Implementing a culture of workplace safety can go a long way in preventing on-the-clock injuries. Train employees on safety protocols and encourage them to report any areas that miss the mark. Communicate clearly with teams, and conduct regular safety audits to identify and mitigate risk.
Skillsoft’s Compliance solution offers an extensive list of courses specifically covering trips, slips, and falls. A few relevant topics include:
- Global Safety Short: Slips, Trips, and Falls
- Global Safety Short: Ladder Safety
- Global Safety Short: Fall Protection
- Slips, Trips, and Falls Impact: Fall Prevention Techniques and Methods
- Slips, Trips, and Falls Impact: Identifying Fall Hazards
- Slips, Trips, and Falls Impact: Minimizing Walking and Working Surface Hazards
- Slips, Trips, and Falls Impact: Stairs
- Slips, Trips, and Falls Impact: Specific Applications
- Fall Protection Impact: Common Trip Hazards
- Fall Protection Impact: Equipment Guidelines
- Fall Protection Impact: Techniques and Methods
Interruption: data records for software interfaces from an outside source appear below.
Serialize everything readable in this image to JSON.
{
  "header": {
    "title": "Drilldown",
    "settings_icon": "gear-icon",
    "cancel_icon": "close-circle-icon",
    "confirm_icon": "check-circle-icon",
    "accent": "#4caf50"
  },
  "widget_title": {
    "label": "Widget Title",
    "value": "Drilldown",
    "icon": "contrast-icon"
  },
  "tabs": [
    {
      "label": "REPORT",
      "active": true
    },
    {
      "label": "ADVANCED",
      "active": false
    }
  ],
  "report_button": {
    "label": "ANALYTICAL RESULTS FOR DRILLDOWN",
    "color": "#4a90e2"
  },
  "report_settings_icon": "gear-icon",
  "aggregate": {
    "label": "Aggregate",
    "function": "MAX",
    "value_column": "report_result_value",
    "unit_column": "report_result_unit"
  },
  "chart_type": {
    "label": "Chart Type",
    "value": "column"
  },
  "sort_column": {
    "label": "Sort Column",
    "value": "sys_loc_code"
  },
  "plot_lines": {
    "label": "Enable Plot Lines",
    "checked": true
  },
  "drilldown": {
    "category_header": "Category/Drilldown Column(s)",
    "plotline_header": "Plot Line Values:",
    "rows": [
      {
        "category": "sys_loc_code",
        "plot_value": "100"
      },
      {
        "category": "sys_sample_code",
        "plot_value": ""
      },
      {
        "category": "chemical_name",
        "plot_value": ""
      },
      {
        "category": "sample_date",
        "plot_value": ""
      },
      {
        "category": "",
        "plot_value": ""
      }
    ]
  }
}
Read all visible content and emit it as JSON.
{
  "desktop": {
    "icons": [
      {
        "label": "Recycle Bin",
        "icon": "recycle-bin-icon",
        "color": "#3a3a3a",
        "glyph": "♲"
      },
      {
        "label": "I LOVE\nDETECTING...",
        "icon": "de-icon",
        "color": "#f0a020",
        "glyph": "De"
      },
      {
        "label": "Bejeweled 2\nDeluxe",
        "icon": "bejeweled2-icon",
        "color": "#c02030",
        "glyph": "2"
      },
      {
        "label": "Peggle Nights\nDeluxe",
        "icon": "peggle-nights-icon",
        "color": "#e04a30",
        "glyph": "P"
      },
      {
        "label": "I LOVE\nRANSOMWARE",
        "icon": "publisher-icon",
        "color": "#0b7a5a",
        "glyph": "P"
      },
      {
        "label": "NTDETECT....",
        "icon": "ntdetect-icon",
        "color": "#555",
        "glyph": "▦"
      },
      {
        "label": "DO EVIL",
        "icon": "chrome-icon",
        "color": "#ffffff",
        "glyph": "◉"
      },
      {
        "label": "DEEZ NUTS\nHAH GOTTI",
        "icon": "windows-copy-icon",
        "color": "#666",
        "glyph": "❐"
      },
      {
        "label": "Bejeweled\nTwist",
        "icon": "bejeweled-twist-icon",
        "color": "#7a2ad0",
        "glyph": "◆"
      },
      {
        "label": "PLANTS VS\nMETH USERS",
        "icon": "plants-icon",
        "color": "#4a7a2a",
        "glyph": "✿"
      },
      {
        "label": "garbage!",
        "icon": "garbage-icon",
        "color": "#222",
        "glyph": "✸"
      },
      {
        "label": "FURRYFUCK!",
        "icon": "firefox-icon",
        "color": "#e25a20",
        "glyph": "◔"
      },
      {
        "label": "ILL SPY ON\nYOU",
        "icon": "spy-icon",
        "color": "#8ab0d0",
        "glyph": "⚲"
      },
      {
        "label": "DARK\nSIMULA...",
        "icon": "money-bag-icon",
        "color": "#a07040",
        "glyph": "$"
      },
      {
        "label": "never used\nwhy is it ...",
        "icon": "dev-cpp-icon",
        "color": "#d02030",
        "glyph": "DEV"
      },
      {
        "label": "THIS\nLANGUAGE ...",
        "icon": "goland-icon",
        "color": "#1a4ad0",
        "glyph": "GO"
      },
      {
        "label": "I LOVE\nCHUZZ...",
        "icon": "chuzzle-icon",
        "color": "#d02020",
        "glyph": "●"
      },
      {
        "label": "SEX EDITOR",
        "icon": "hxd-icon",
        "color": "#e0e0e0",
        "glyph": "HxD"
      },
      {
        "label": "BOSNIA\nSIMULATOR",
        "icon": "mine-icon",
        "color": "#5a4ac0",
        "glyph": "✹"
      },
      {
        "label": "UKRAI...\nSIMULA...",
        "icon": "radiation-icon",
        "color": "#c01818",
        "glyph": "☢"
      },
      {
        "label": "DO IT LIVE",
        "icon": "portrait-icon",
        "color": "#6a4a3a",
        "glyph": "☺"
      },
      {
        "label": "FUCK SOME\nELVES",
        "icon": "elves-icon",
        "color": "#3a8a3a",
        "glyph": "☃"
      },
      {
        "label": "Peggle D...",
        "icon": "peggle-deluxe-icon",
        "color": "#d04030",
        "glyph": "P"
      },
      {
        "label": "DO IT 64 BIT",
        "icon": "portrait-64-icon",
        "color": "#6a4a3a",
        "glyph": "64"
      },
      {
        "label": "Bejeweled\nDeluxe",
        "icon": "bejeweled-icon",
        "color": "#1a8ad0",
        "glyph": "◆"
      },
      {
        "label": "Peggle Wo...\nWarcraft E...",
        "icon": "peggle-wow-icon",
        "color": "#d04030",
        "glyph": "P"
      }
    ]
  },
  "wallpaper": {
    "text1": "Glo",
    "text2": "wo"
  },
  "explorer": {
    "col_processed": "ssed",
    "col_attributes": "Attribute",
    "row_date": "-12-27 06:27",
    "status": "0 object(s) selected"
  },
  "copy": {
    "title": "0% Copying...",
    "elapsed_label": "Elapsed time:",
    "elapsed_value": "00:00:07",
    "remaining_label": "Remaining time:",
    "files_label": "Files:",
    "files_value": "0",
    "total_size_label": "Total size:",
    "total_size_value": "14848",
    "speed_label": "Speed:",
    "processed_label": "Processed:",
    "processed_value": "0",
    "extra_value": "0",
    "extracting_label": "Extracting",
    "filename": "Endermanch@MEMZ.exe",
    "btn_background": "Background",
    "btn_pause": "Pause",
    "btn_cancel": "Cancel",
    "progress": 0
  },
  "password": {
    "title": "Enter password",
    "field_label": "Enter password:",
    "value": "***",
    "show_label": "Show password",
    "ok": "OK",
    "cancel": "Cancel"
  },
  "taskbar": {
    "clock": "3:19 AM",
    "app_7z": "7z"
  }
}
Overall, slips, trips, and falls do happen, but can easily be prevented with a few simple steps. Lower the risk of injury and raise the safety profile of your company.